Ford Is Making Its Own Electric Truck, So Why Is It Investing In Rivian?

April 25, 2019, 3:52 PM UTC

Ford Motor Company is investing $500 million dollars into Rivian, a Michigan-based electric vehicle (EV) startup and will use the company’s unique battery architecture to develop a yet unnamed vehicle. For Ford, it’s an additional investment into electrification on top of the $11-billion dollars its spending to build a comprehensive EV product portfolio. The announcement is another sign that automakers are betting heavily on EVs as their path toward the future, despite the small numbers of electrified vehicles on the road today.

Last November, Rivian, founded in 2009 by engineer RJ Scaringe, showed off a battery-powered pickup truck and SUV at the Los Angeles Auto Show. In February, Amazon announced a $700-million dollar investment in Rivian to develop an electric delivery vehicle. What captures investors’ attention is Rivian’s unique skateboard-like platform that creates flexibility for additional cargo space—something coveted by fleet owners. Some analysts pinpoint Rivian as the latest viable threat to Tesla—the company that has led the charge in EVs but reported heavy first quarter losses yesterday. Tesla also announced earlier this week that the Model X will get a refreshed powertrain, and a bump up to 320 miles of range. Rivian claims it 2020 SUV, the R1S, and pickup truck, the R1T, will have a 400-mile range.

“This is exciting for us. We’ve gotten to know their team and RJ Scaringe, Rivian’s founder and CEO,” said Ford spokesperson Jennifer Flake. “Really this is about accelerating our efforts to create a more sustainable future. It’s a way for us for us to go faster, to learn from each other and offer consumers more choices in the EV space.”

Ford is already developing an electrified Mustang and a battery-powered version of the F150, the best-selling vehicle in the US. Ford declined to name the product it will build with Rivian.

“Ford has promised a portfolio of electric vehicles, including a pickup truck, as well as other models,” said Michelle Krebs, an executive analyst at Autotrader. “Rivian has a well-developed, innovative approach to electrifying trucks that is ready to go. Rivian has the benefit of Ford’s leadership position in the truck market — Ford has something like a 70% loyalty rate in trucks — with its wide distribution network and raft of potential customers, most importantly commercial fleet customers.”
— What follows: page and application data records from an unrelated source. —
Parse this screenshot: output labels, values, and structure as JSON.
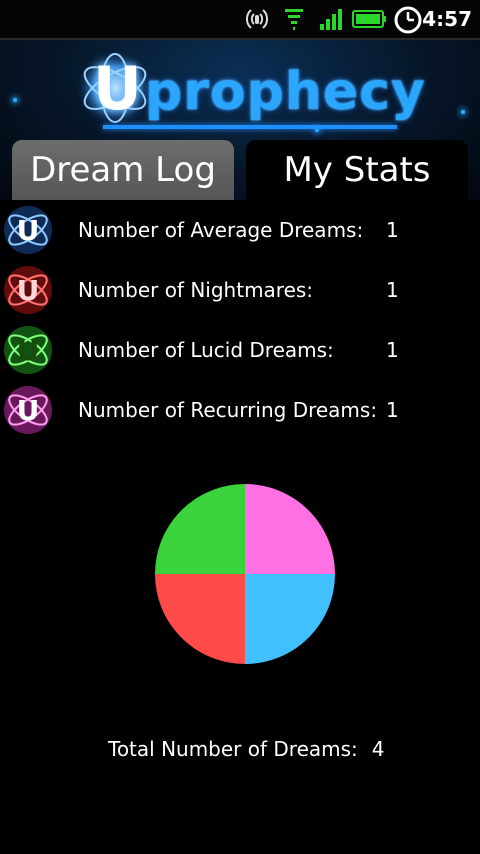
{
  "status_bar": {
    "time": "4:57",
    "icons": [
      "hotspot-icon",
      "wifi-icon",
      "signal-icon",
      "battery-icon",
      "alarm-clock-icon"
    ]
  },
  "header": {
    "logo_letter": "U",
    "logo_text": "prophecy"
  },
  "tabs": [
    {
      "label": "Dream Log",
      "active": false
    },
    {
      "label": "My Stats",
      "active": true
    }
  ],
  "stats": [
    {
      "label": "Number of Average Dreams:",
      "value": "1",
      "color": "#4aa8ff"
    },
    {
      "label": "Number of Nightmares:",
      "value": "1",
      "color": "#ff3a3a"
    },
    {
      "label": "Number of Lucid Dreams:",
      "value": "1",
      "color": "#33dd33"
    },
    {
      "label": "Number of Recurring Dreams:",
      "value": "1",
      "color": "#ff66dd"
    }
  ],
  "chart_data": {
    "type": "pie",
    "slices": [
      {
        "value": 1,
        "color": "#ff70e3"
      },
      {
        "value": 1,
        "color": "#40c0ff"
      },
      {
        "value": 1,
        "color": "#ff4a4a"
      },
      {
        "value": 1,
        "color": "#3cd23c"
      }
    ]
  },
  "total": {
    "label": "Total Number of Dreams:",
    "value": "4"
  }
}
In addition to Rivian’s tech, the nimble aspect of a young company has value to Ford, a legacy automaker striving to prove to investors it can adapt to a changing business landscape. “They don’t have the same buy-in or biases on processes as a 116-year old company,” Flake said. Ford invested $1 billion dollars in the self-driving startup Argo overtwo years ago. In a sign of a further shifting playing field, VW and Ford announced earlier this year they are in talks to partner on autonomous driving efforts with potential VW investment into Argo.

“I don’t see this as a risky move at all. For Ford, $500 million isn’t that huge a bet and they are placing other ones, like with VW,” Krebs said. “If the partnership proceeds harmoniously—and that’s no guarantee as we have seen in this industry in the past—it should produce benefits for both companies.”